- The Haldane effect: (Eckert, Fig. 13-11 - FIGURE CORRECTED AND MODIFIED)
Human Lung Disease
Today, we are seeing a very young patient who is having chronic difficulty in breathing. Since the patient is in great distress, we will try to make a rapid diagnosis.
- Our first guess is that the patient has asthma. This disease has three main features: 1) inflammation of the airway wall, 2) obstruction of the lumen of the airways by mucus, and 3) vasodilation of the bronchial blood vessels, causing increased vascular permeability and edema - water buildup. The inhaled allergen binds to IgE immunoglobulin on Mast cells that then release histamines, leucotrienes and other chemicals. The drug Singular blocks leukotriene receptors instead of blocking the histamine pathway as some older drugs do. (Diagram of bronchial asthma). Eosinophils, a type of white blood cell, are stimulated to release enzymes, including peroxidase, RNAse, DNAse, and lipases. Eosinophils normally help fight viral infections and parasites. In asthma, the inhaled allergen appears as a foreign invader and the eosinophils are recruited to fight the invasion. Alas, our patient doesn't seem to have asthma and we must look further ....

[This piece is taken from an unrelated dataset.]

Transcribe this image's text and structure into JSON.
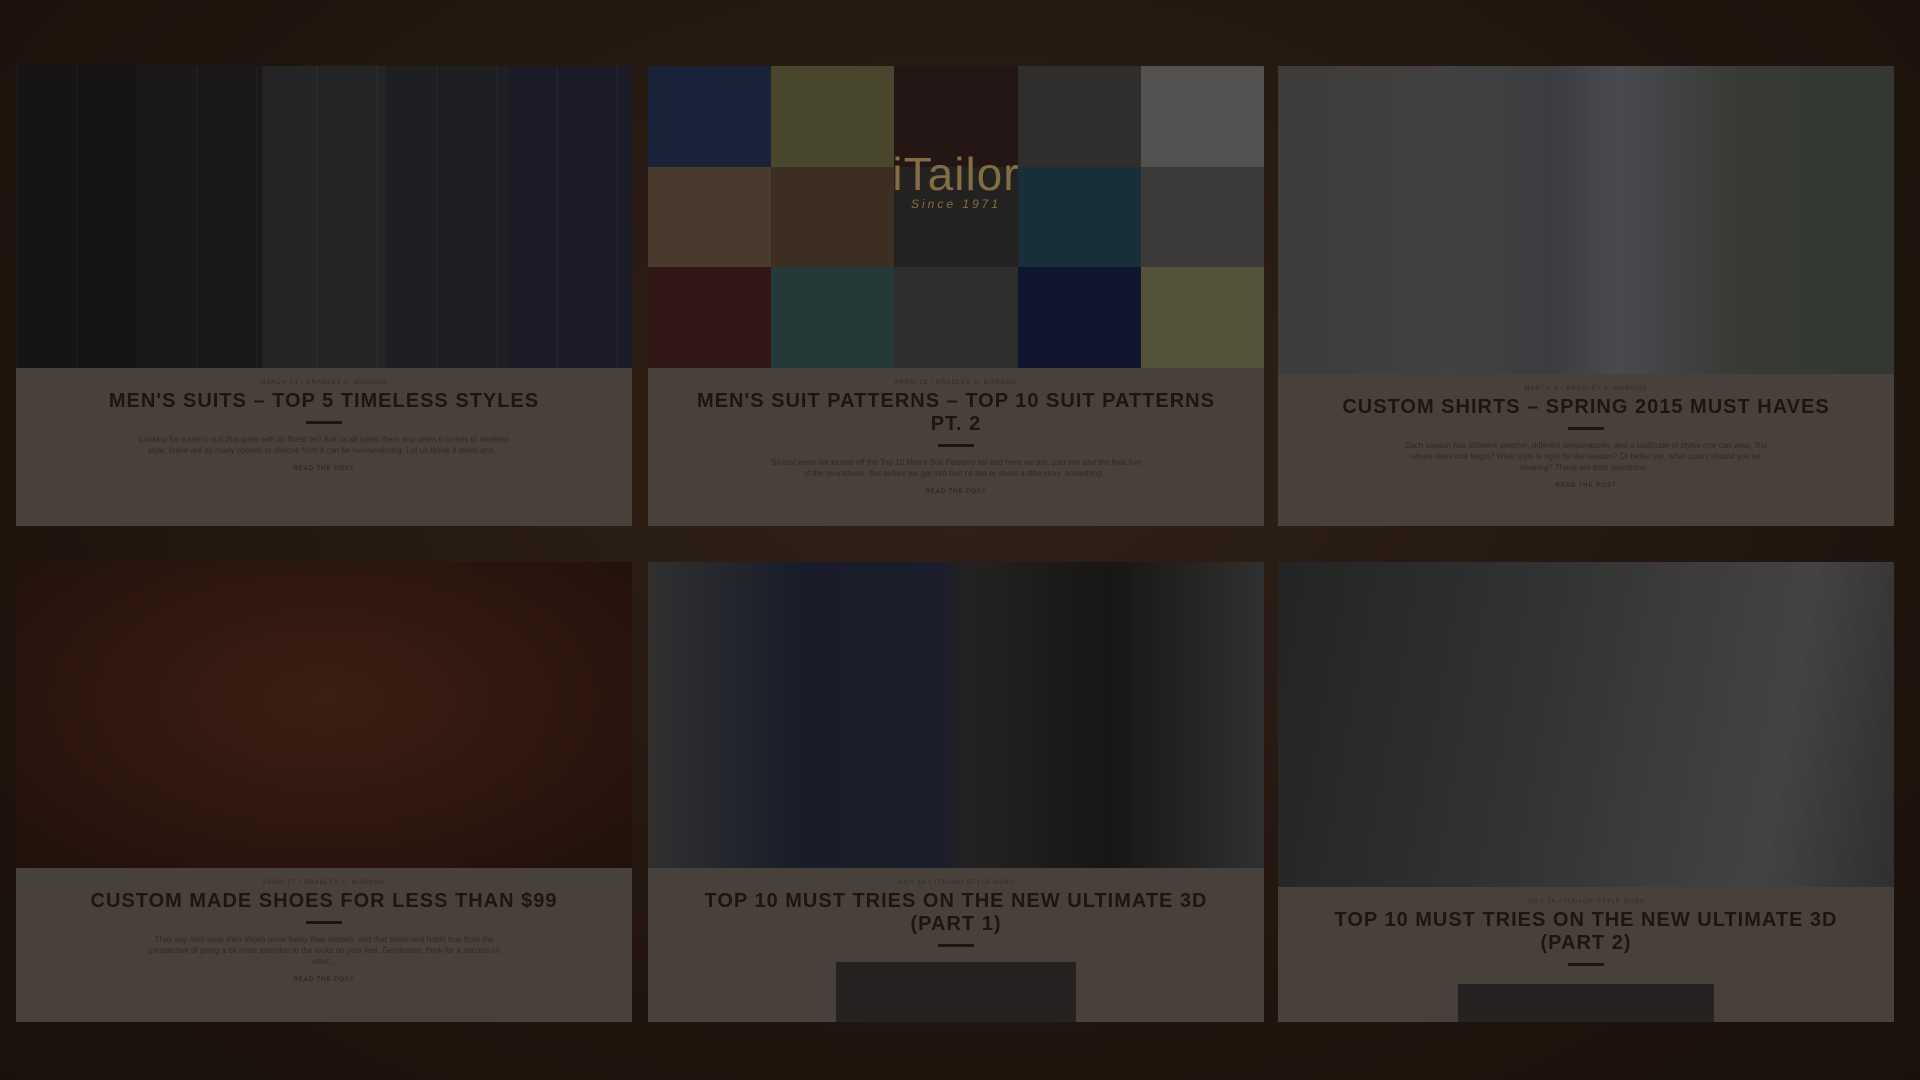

- Perhaps our patient is suffering from emphysema. Our young patient is unlikely to be a long-term smoker. But, suppose we do have a smoker as a patient or the patient has been subject to some long term insult to the lung - working in a factory or a printing shop, for example. Smoking and other chronic insult to the lung increases the number of macrophages, phagocytotic, amoeba-like cells, perhaps in the alveoli or the bronchi. The macrophages respond by secreting chemoattractants for neutrophils. Neutrophils accumulate and release elastase. Elastase is an enzyme that breaks down the elastic fibers surrounding the alveoli and other parts of the lung. Another enzyme, called antitrypsin, breaks down the elastase and prevents it from destroying the alveolar wall. If the smoking persists, the antitrypsin is no longer produced in sufficient concentrations, levels of antitrypsin decrease, and tissue wall destruction follows. (Diagram of emphysema). Fortunately, our patient doesn't have emphysema.
- The extreme youth of our patient, who turns out to be a baby, gives a clue - Epithelial cells lining the airways have CFTR ion pumps that use ATP to pump chloride out of the cells. Water flows out by osmosis, into the mucus secreted on the outside of the cells. Individuals with cystic fibrosis don't have working CFTR pumps. So, water no longer can follow the chloride movement, the mucus thickens and trapped bacteria lead to destruction of the epithelial cells. (Diagram of cystic fibrosis). Unfortunately, this is a difficult condition to treat as it is a genetic disease. One of the most promising treatment options may involve gene therapy.
Some of the material in this lecture follows the treatment of "Histology and Cell Biology" by Abraham L. Kierszenbaum (Mosby Press). I recommend it
All text and images, not attributed to others, including course examinations and sample questions, are Copyright, 2011, Thomas J. Herbert and may not be used for any commercial purpose without the express written permission of Thomas J. Herbert.